Context: Cirrhosis impacts the coagulation cascade since the first stage of the liver disease. For years, a procoagulant imbalance, related to the severity of cirrhosis, has been demonstrated. This procoagulant imbalance is detected when coagulation assays are sensibilised to the protein C pathway. A resistance to thrombomodulin (TM) is consistently found in thrombin generation assays. TM and endothelial protein C receptor (EPCR) are two transmembrane proteins involved in the anticoagulant protein C pathway. A soluble form of EPCR (sEPCR) is release of the endothelial surface upon cleavage by mettaloprotease.
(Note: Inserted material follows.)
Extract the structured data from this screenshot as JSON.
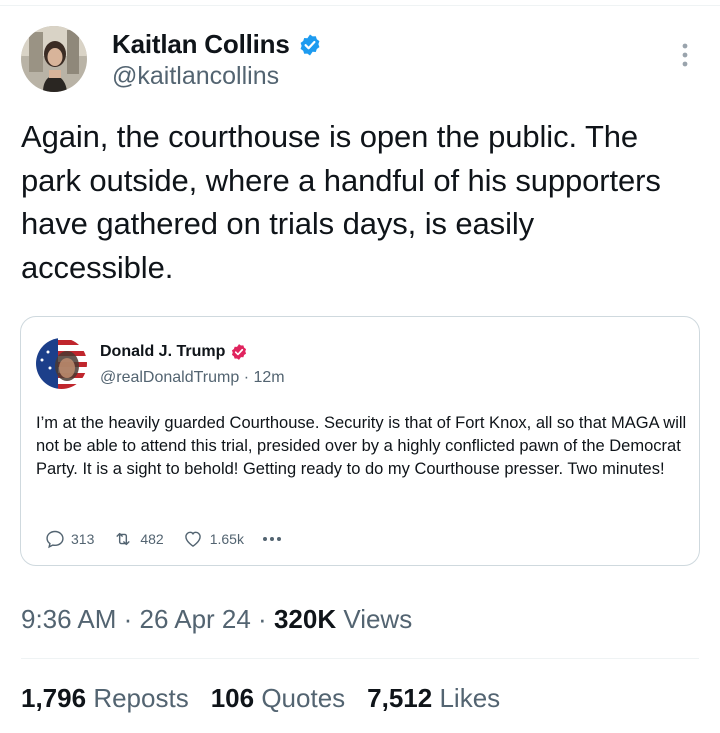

Soluble EPCR have a procoagulant and proinflammatory effects: bound to PC or activated PC (APC), PC is unavailable for activation by thrombin-TM complex and APC is unable to inactivate FVa and FVIIIa. The aim of this study was to evaluate the plasma levels of sEPCR in non-complicated cirrhotic patients as a potential marker for procoagulant imbalance, compared to healthy controls.
Materials and Methods: Patients prospectively included were confirmed cirrhotic patients (prothrombin time <70% and/or liver dysmorphia and/or fibroscan > 20 kPa and/or histology and/or association of portal hypertension and liver failure). Patients were free of hepatocellular carcinoma and were not anticoagulated. Patients with on-going infection or inflammatory complication were excluded. None of them had a thromboembolic event or a familial history of thromboembolism. Controls were free of anticoagulation, coagulation disorders and without oral contraceptives. All ethical requirments were obtained and patients and controls gave their written informed consent. Kruskal-Wallis test and Dunn post test were used for statistical analysis. Results are expressed as mean (Q1 - Q3) values of sEPCR.
Results: Fifty two cirrhotic patients (24 Child-Pugh A, 21 Child-Pugh B and 7 Child-Pugh C) and 32 healthy controls were prospectively included in our hospital. The sEPCR values for healthy controls were 100 ng/mL (81 - 135 ng/mL). Comparatively to controls, Child-Pugh A patients and Child-Pugh B patients had statistically significant higher values of sEPCR : 169 ng/mL (117-225 ng/mL, p < 0.01) and 176 (135 - 230 ng/mL, p < 0.001) respectively (Figure 1). Compared to healthy controls, Child-Pugh C patients had an increased level of sEPCR : 174 ng/mL (78 - 254 ng/mL, not significant but probably underpowered). These data are in lines with the thrombin generation profiles showing a resistance to TM in cirrhotic patients increasing from Child-Pugh A to C. No patient have developed thrombosis during the follow-up period.
Conclusion: Patients with Child-Pugh A and B cirrhosis had significantly higher values of sEPCR compared to healthy controls (p < 0.01 for both). The putative role of sEPCR as a marker of the procoagulant imbalance associated to cirrhosis remains to be accurately evaluated.
No relevant conflicts of interest to declare.
Asterisk with author names denotes non-ASH members.